Many of the less-persistent weed killers are fairly soluble and will move downward in soil if subjected to heavy watering. Most of the 2,4-D products, for example, can be removed from surface soil by applying two inches of water. To know when you have applied two inches of water, set coffee cans at intervals under the sprinkler and when the can with the least water in it contains two inches, turn off the hose. Reseeding can be done immediately.
This washing (as well as rainfall), by the way, does not spoil the effect of the chemical on weeds you want to kill, provided the water does not go on for at least eight hours after application of a tri-ethanolamine salt, a sodium salt or an amine form of 2,4-D or 2,4,5-T. If ester forms of the chemicals are used, only one hour need elapse before it is safe to wash the soil, since ester types penetrate the plant tissues within that time.

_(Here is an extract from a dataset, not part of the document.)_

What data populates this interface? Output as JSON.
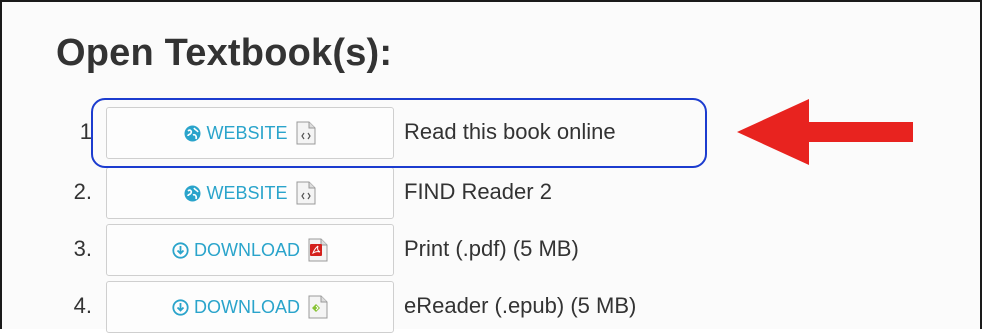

Weed control is closely connected to soil care. The finest Gardener's Loam is not worth much if blighted by weeds. With the help of a great and ever-increasing selection of chemicals, the home owner can bar many kinds of undesirable plants from his lawn and garden. It can be done in three "stages": sterilizing the soil, killing germinating seed, and destroying mature weed plants. But weed-killing chemicals, too, present potential hazards from the build-up of toxic residues in the soil. In any event, the faithful observance of instructions on the package will assure maximum protection as well as value to the user, to the plantings being treated, and to the soil itself.